triiodothyronine See thyroid hormones.
trilobites the earliest of the arthropods, a group found throughout the Paleozoic era. A dorsal view of a Cambrian trilobite, Cedaria, is shown here. See ec- dysis.
trimesters traditional terms used in medicine which divide the 9-month period of normal preg- nancy in women into three stages, each lasting 3 months. The differentiation of cells and tissues in the embryo take place during the first trimester. The mother feels fetal movements early in the second tri- mester, and there is a rapid growth and maturation of the organ systems. During the third trimester the organ systems are completed, and fat accumulates under the skin of the fetus. It moves into position for birth which brings the third trimester to an end. trimethylpsoralen a low-molecular-weight, planar molecule that undergoes photochemical reactions with pyrimidines. Trimethylpsoralen molecules in- tercalate into double-stranded DNA. Upon expo- sure to ultraviolet light, the molecules attach cova- lently to pyrimidines forming both monoadducts and interstrand cross links.
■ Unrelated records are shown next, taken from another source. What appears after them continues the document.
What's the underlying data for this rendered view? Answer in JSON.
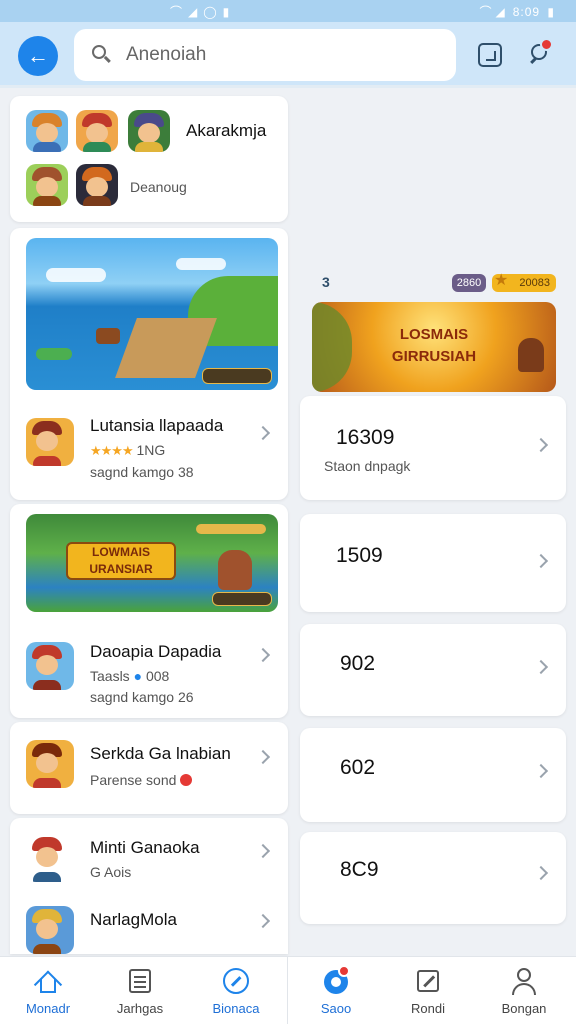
{
  "search": {
    "placeholder": "Anenoiah"
  },
  "status": {
    "time": "8:09"
  },
  "top_apps": {
    "label_1": "Akarakmja",
    "label_2": "Deanoug"
  },
  "left_list": [
    {
      "title": "Lutansia llapaada",
      "rating": "★★★★",
      "rating_text": "1NG",
      "subtitle": "sagnd kamgo 38"
    },
    {
      "title": "Daoapia Dapadia",
      "rating": "Taasls",
      "rating_text": "008",
      "subtitle": "sagnd kamgo 26"
    },
    {
      "title": "Serkda Ga lnabian",
      "subtitle": "Parense sond"
    },
    {
      "title": "Minti Ganaoka",
      "subtitle": "G Aois"
    },
    {
      "title": "NarlagMola"
    }
  ],
  "banner_text": {
    "right_banner": "LOSMAIS GIRRUSIAH",
    "left_banner_2": "LOWMAIS URANSIAR"
  },
  "right_badges": {
    "left": "3",
    "mid": "2860",
    "gold": "20083"
  },
  "right_list": [
    {
      "value": "16309",
      "subtitle": "Staon dnpagk"
    },
    {
      "value": "1509"
    },
    {
      "value": "902"
    },
    {
      "value": "602"
    },
    {
      "value": "8C9"
    }
  ],
  "bottom_nav": [
    {
      "label": "Monadr",
      "icon": "home-icon"
    },
    {
      "label": "Jarhgas",
      "icon": "list-icon"
    },
    {
      "label": "Bionaca",
      "icon": "compass-icon"
    },
    {
      "label": "Saoo",
      "icon": "chat-icon"
    },
    {
      "label": "Rondi",
      "icon": "pen-icon"
    },
    {
      "label": "Bongan",
      "icon": "profile-icon"
    }
  ],
  "colors": {
    "accent": "#1e84ea",
    "app_bar": "#cfe6f9",
    "badge": "#e53935"
  }
}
Trimethylpsoralen has no effects on proteins. trinucleotide repeats unstable DNA sequences found in several human genes. Normally the triplets are repeated in tandem 5-50 times. When the num- ber rises above the normal range, mutant disease syndromes appear. The triplets subject to expansion start with C and end with G. Examples are given in the table below. Also called triplet repeats. See micro- satellites. trioecy a sexual trimorphism in plants that can ex- ist as either male, female, or bisexual individuals. triparental recombinant a progeny phage contain- ing marker genes derived from each of three differ- ent phages that simultaneously infected the host cell. The observation of triparental recombinants demonstrates that repeated recombinational events occur in the infected cell between replicating nucleic acid molecules derived from all parent viruses.
See Visconti-Delbru¨ck hypothesis. tripartite ribbons synaptonemal complexes (q.v.). triplet a unit of three successive bases in DNA or RNA that codes for a specific amino acid. See amino acid, genetic code, translation. triplet code a code in which a given amino acid is specified by a set of three nucleotides.
See Appendix C, 1961, Crick, Brenner et al.; amino acid, genetic code, proflavin, reading frame, translation. triplet repeats See trinucleotide repeats. triplex See autotetraploid. triploid an organism having three haploid sets of chromosomes in each nucleus. In those situations where triploid tissues have two paternal and one ma- ternal complement, the triploid is said to be android, whereas gynoid triploids have two maternal and one paternal set of chromosomes. triskelion See receptor-mediated endocytosis. trisomic an organism that is diploid but contains one extra chromosome, homologous with one of the existing pairs, so that one kind of chromosome is present in triplicate.
See Appendix C, 1920, Blakeslee et al.; Down syndrome, Edwards syndrome, metafem- ale, Patau syndrome.